Editor’s note: This story has been updated to clarify that the issue of funding for the Civil War history center will not be on the City Council agenda Monday night unless the council approves adding it.
The Cumberland County Board of Commissioners on Thursday, Sept. 8, is expected to decide whether to consider a request to fund the proposed N.C. Civil War & Reconstruction History Center.
The issue is on the agenda for the board’s agenda-setting session. If the board agrees to the proposal, the item will be placed on the board’s Sept. 19 regular meeting agenda.
Also on Thursday, the board will consider funding for the T.J. Robinson Life Center in Hope Mills.
At the June 9 agenda session, center director Charlotte Robinson presented information about the T.J. Life Center and the programs it provides. Robinson asked that the county provide $5,000 a month for 10 years to fund center programs, which include midnight basketball, showers for homeless students, special needs sports programs, and a juvenile diversion program.

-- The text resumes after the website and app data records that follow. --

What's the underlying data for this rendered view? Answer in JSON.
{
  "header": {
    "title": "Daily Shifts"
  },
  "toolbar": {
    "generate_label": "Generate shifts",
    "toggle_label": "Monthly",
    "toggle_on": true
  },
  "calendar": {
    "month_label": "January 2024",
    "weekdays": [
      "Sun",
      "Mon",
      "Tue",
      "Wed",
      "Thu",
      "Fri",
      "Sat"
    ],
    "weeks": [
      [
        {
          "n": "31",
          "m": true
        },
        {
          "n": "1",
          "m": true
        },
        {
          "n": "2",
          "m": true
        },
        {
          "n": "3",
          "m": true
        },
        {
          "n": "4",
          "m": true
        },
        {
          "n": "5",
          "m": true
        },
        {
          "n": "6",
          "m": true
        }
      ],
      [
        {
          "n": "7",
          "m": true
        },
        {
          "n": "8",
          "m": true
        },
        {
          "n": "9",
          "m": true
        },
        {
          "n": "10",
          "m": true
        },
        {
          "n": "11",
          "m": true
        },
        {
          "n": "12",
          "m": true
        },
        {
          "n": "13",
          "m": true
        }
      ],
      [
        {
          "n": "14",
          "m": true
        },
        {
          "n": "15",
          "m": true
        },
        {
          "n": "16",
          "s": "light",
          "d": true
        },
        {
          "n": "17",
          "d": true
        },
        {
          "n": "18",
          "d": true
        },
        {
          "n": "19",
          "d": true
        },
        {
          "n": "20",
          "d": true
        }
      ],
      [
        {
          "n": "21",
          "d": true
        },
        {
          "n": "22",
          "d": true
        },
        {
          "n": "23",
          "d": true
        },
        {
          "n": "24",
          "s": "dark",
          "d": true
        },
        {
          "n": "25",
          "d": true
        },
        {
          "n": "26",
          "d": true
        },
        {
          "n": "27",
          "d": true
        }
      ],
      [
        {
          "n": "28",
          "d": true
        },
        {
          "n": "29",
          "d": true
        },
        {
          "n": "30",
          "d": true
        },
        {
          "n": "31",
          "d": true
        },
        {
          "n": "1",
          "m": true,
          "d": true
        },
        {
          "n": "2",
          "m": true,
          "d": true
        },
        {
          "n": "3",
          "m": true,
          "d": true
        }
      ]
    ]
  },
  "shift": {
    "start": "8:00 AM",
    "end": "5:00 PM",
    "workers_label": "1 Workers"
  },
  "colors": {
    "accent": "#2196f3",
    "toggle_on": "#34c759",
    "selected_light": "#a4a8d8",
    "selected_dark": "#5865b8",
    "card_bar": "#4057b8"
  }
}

The board at that meeting directed County Manager Amy Cannon to put the item back on the August agenda session. Cannon recommends the board consider the funding request.
Mac Healy, chairman of the history center foundation’s board of directors, also made a presentation and updated the commissioners on the history center project. Healy and the history center committee are asking the commissioners to commit to the $7.5 million the board previously designated for this project through a resolution. That original resolution of support expired on Dec. 31, 2020, according to Cannon.
In a letter to the board, Healy states, “Our intent is to ask for a reconsideration of the January 17, 2017 resolution in which the Commission offered support for the History Center project. We recognize that the resolution documenting the County’s commitment of $7.5 million to the project had several requirements that the History Center Foundation was required to meet. Due to the State of North Carolina not having a budget for over two years some of the requirements are associated with dates that have expired.”
In his letter, Healy went on to say that the county’s and city’s commitments to the project — an expected $7.5 million from each — allowed the committee to convince the state legislature to provide nearly $60 million in major support in the current state budget toward the center’s development.
“We have now met or exceeded all the requirements,” Healy wrote.
In her memorandum in the agenda packet, Cannon recommends the board consider the funding request.
A group supporting the history center appeared before the Fayetteville City Council during a work session Tuesday night pushing for the city’s financial support.
Because the city agreed to provide land and Civil War-era buildings for the project, its proposed allocation has been reduced to $6.5 million.
The City Council was deadlocked Tuesday night on whether to move forward with funding, but councilwoman Brenda McNair has since said she misvoted on the issue.
City Manager Doug Hewett on Wednesday said the matter will not be on Monday night’s agenda unless the council approves adding it.
The commissioners also are expected to go into closed session to consider acquiring real property and for attorney-client matters.
The agenda session begins at 1 p.m. in Room 564 of the Judge E. Maurice Braswell Cumberland County Courthouse.
Jason Brady covers Cumberland County government for CityView TODAY. He can be reached at email@example.com.